The last reported sighting of a Bridled Nail Tailed Wallaby was in 1937. Then, in 1973, the animal was reported on a cattle station near the town of Dingo, Central Queensland by a fencing contractor. Males are up to 8 kg in size (www.bntwallaby.org.au) not a 32kg Thylacine, granted, but it sets a precedent as a rediscovered medium sized mammal, in Australia.
Or what about an iconic animal like Victoria's state emblem the Lead Beaters Possum
The possum was discovered in 1867 and was originally known only through five specimens, the last one collected in 1909. From that time on, the fear that it might be extinct gradually grew into near-certainty after the swamps and wetlands in Australia around Bass River in south-west Gippsland were drained for farming in the early 1900s. Then, on 3rd April 1961, a member of the species was rediscovered by naturalist Eric Wilkinson, and the first specimen in more than 50 years was captured later in the month (Wikipedia)

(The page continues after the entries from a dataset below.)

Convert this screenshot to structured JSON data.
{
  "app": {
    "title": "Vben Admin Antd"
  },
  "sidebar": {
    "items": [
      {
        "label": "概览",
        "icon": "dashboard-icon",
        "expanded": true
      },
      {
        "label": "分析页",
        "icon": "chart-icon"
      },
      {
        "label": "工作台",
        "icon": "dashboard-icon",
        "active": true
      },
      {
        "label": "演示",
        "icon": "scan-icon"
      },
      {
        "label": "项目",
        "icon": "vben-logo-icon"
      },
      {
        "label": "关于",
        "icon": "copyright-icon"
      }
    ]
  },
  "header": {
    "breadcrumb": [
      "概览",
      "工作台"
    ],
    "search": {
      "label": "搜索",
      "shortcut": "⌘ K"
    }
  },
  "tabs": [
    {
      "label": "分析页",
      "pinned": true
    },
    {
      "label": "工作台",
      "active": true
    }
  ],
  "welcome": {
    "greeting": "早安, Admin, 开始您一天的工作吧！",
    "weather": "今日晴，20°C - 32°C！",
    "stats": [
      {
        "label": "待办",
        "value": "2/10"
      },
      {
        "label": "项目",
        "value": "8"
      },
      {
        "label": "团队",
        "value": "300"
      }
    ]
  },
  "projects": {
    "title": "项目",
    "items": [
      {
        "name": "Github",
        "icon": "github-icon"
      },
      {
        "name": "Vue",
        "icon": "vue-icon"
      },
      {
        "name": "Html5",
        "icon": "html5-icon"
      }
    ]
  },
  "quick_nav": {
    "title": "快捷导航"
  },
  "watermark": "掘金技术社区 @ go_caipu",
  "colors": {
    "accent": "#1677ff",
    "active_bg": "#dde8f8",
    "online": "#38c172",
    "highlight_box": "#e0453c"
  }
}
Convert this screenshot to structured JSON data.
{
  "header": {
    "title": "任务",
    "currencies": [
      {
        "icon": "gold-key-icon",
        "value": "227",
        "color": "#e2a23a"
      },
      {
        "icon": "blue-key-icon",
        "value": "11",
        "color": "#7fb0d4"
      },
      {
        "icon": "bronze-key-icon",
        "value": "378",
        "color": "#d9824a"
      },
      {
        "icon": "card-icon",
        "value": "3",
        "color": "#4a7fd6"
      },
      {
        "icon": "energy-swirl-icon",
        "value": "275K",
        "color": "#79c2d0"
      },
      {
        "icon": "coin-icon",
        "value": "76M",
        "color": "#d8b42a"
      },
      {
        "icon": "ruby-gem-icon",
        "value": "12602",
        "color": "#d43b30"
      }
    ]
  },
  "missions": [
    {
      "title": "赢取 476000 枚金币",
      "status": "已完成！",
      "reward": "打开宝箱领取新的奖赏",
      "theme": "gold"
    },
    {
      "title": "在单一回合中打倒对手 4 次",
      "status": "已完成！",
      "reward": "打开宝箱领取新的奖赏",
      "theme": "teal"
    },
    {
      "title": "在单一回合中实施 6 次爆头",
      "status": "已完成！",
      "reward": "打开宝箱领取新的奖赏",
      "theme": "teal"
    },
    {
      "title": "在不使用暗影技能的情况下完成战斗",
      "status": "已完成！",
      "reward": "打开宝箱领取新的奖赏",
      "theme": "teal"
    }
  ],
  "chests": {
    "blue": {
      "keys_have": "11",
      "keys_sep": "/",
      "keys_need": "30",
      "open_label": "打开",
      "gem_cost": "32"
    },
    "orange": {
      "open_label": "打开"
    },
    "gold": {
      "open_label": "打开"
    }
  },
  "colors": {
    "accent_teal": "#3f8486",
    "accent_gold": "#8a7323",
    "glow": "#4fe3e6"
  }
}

In a recent article in Australian Geographic Dr Diana Fisher was quoted, when questioned about Bridled Nail Tailed Wallabies as saying "I think it might be useful to know that rediscoveries are not random, "If we know which types of species are most likely to be alive but hard to detect we might be able to better target searches for missing species." She also stated in Australian Geographic that "Many species feared extinct from habitat loss have in fact turned up in a different habitat, because they were more flexible than we realised," says Diana. "Some species can also persist in marginal habitat for some time." (Australian Geographic Magazine)
So despite recent reports of Thylacine having such limited genetic variance that they are 99.5% similar, the persecution of Thylacine as a sheep killer under bounty systems, continued habitat loss, genetic fragmentation of populations through habitat loss, island isolation, genetic bottle necking and a myriad of other issues one would like to have hope that the thylacine like these species could still be hanging on. Maybe not in genetically viable numbers but hanging on all the same and like these rediscovered species above, managed through programs to ensure their survival!